Chang, the fifth seed, defeated the No 13, Andrei Medvedev, 7-6, 7-5, 6-3, though before the opening set was concluded it seemed case of who would be forced to retire first.

The American twice called the trainer to treat muscular problems during change-overs, and Medvedev sprained his left wrist when falling heavily during the tie-break. Fortunately, both players recovered.

Chang dismissed his physical difficulty as "just a little bit of tightness - we'll leave it at that, because Jim and Pete read papars." Medvedev said his wrist was numb for the remainder of the match, "but it didn't bother me playing".

The Ukrainian, having recovered his composure, created the first set point, at 6-5 in the shoot-out. Chang snatched it away, passing him down the line, and then gained the advantage, 9-7.

In the second set, as in the first, Chang moved 3-0 ahead, only for Medvedev to whittle the lead away and take the initiative, 3-5. The American responded by winning the next nine games.

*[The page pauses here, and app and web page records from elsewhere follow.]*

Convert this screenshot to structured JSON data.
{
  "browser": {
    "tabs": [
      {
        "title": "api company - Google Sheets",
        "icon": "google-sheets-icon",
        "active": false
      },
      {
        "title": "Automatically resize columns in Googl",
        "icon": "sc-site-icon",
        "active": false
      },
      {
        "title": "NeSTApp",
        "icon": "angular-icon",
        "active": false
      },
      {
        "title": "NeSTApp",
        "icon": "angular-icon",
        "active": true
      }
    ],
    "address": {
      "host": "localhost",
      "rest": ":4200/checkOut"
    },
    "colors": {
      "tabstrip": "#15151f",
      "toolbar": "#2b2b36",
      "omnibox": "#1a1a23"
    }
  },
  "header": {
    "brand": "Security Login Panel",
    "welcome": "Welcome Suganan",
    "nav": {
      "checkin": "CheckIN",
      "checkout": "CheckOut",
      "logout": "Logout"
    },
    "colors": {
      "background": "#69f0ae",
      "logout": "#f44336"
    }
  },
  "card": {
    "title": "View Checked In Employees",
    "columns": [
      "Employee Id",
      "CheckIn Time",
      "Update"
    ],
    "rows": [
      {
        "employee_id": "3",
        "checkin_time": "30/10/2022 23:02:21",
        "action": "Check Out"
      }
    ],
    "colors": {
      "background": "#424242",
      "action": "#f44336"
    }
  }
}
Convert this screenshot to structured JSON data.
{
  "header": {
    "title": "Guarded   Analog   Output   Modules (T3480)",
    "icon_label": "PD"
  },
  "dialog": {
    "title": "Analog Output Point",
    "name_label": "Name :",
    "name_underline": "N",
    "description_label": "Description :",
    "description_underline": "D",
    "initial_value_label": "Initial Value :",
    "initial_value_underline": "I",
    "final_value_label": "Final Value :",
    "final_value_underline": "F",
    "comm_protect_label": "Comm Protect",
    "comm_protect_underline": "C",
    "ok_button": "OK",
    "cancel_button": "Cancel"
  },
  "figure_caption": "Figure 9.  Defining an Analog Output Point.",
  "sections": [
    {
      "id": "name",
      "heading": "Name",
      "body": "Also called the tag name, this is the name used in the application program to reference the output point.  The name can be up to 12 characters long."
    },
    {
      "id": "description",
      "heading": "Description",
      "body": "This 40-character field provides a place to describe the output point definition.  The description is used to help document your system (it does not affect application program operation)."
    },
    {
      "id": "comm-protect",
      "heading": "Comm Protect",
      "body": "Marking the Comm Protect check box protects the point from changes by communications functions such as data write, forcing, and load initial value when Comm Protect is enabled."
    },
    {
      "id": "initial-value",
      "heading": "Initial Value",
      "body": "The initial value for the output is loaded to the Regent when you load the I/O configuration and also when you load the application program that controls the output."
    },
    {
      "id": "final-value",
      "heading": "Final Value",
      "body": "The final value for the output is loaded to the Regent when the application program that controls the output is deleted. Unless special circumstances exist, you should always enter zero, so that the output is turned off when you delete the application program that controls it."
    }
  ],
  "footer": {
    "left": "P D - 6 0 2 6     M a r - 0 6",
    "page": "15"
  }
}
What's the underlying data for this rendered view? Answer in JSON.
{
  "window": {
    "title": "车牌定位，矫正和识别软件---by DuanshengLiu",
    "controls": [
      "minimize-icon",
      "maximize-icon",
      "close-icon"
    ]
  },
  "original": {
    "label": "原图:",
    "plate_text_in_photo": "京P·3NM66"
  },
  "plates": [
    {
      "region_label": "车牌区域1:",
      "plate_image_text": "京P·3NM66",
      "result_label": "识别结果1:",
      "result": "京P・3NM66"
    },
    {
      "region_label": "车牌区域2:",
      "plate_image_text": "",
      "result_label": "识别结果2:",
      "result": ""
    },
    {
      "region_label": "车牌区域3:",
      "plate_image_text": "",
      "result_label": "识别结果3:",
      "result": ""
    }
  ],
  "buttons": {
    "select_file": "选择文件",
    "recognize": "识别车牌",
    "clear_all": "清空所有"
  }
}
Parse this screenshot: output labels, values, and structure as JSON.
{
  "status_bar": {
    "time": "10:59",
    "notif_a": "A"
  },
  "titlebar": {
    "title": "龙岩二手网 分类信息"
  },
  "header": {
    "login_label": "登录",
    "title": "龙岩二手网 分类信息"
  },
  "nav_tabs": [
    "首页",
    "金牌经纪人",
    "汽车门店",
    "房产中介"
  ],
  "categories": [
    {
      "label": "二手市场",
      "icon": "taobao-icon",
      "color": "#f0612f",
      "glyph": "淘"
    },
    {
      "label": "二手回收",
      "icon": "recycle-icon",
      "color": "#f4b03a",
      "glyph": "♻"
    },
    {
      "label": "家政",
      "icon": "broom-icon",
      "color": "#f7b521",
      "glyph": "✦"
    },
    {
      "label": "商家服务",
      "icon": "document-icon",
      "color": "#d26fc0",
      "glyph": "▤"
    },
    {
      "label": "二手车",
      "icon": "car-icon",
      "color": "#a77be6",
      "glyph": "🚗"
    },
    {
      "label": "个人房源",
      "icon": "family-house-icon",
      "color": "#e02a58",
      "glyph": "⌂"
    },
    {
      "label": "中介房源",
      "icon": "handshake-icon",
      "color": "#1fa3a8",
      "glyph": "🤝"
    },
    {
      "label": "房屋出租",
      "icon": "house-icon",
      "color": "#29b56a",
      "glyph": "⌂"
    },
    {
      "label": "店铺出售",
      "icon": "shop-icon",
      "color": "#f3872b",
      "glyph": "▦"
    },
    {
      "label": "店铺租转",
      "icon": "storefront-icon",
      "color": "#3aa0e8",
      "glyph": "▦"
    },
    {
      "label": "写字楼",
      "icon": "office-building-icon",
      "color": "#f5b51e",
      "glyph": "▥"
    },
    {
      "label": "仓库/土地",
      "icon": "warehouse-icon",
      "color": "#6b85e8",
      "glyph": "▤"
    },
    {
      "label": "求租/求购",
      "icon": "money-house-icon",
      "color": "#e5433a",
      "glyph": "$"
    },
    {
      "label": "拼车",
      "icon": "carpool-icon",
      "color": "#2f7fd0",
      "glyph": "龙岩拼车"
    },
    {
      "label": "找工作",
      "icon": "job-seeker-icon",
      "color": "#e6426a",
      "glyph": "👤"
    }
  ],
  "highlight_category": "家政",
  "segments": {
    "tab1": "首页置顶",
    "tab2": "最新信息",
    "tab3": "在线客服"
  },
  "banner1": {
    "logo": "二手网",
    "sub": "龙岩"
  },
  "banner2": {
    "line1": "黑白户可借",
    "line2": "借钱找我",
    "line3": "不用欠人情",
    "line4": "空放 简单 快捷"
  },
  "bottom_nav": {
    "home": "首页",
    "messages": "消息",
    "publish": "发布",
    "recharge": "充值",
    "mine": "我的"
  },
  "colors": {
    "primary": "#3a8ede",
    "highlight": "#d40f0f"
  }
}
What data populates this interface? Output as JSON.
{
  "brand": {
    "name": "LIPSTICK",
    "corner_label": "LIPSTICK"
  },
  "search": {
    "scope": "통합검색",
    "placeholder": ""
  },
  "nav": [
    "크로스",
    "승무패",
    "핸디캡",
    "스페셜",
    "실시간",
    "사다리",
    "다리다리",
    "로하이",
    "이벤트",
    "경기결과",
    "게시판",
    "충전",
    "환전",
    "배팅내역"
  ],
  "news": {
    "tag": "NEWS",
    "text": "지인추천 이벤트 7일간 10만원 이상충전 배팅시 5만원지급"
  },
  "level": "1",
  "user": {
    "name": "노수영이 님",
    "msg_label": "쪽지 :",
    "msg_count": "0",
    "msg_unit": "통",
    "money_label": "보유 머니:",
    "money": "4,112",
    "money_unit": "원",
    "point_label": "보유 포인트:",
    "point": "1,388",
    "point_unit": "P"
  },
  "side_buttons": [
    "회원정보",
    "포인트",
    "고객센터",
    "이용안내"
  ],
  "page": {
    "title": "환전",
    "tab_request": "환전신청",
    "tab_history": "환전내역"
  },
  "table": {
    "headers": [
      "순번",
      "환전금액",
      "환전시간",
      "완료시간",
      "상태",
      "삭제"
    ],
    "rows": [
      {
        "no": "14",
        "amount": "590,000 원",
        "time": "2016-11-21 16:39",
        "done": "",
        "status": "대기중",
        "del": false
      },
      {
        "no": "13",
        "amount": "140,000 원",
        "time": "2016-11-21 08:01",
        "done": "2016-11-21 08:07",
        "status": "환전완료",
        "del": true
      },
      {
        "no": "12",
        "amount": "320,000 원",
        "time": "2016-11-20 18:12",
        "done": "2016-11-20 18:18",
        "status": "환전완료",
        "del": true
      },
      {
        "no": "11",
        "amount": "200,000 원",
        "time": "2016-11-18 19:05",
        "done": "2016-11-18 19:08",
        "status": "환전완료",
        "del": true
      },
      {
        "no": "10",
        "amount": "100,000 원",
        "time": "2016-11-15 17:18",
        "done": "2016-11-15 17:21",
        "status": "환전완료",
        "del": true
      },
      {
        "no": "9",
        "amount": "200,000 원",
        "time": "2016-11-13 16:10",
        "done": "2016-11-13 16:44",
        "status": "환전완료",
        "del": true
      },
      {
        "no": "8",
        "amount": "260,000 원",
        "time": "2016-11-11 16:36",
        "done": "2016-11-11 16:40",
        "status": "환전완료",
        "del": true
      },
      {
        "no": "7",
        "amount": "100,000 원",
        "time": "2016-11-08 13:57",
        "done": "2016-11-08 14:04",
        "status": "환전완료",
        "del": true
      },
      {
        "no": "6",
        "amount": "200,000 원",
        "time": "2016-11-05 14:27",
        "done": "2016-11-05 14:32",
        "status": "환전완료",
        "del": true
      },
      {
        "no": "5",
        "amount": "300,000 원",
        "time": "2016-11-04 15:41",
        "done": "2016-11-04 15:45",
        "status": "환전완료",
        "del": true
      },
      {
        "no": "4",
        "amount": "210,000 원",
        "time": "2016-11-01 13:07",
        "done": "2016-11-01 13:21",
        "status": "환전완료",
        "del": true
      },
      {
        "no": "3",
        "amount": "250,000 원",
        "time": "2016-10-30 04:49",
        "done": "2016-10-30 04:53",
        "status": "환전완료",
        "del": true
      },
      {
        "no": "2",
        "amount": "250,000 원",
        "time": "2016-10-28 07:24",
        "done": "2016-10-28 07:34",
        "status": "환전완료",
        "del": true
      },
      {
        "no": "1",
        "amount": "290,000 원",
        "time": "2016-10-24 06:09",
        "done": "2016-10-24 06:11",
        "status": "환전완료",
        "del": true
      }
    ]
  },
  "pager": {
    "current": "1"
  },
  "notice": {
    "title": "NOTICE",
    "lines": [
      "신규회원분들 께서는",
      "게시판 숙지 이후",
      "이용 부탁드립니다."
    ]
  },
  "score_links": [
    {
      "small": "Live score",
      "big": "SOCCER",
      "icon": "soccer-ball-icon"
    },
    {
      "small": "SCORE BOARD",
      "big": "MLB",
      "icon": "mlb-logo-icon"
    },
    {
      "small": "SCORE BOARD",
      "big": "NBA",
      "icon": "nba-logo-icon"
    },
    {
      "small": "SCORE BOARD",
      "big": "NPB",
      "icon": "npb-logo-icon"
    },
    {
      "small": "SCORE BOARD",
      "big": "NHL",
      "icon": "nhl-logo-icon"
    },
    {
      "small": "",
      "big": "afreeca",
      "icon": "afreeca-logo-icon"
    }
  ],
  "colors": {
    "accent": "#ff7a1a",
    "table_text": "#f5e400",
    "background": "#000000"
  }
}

"There were a lot of crazy things happening out there," Chang said. Leading 5-0 in the third set, he was broken twice before cracking Medvedev's serve for the match.

In the women's semi-finals, Conchita Martinez, the Wimbledon champion, will play Mary Pierce for the first time. The Spaniard, seeded No 2, won a laborious quarter-final against the tall American, Lindsay Davenport, 6-3, 4-6, 6-3. The match ended on a double-fault, one of 50 unforced errors the sixth seed donated towards Martinez's 87 points. Pierce, the No 4 seed, defeated the No 8 seed, Natasha Zvereva, of Belarus, 6-1, 6-4.

Results, Sporting Digest, page 39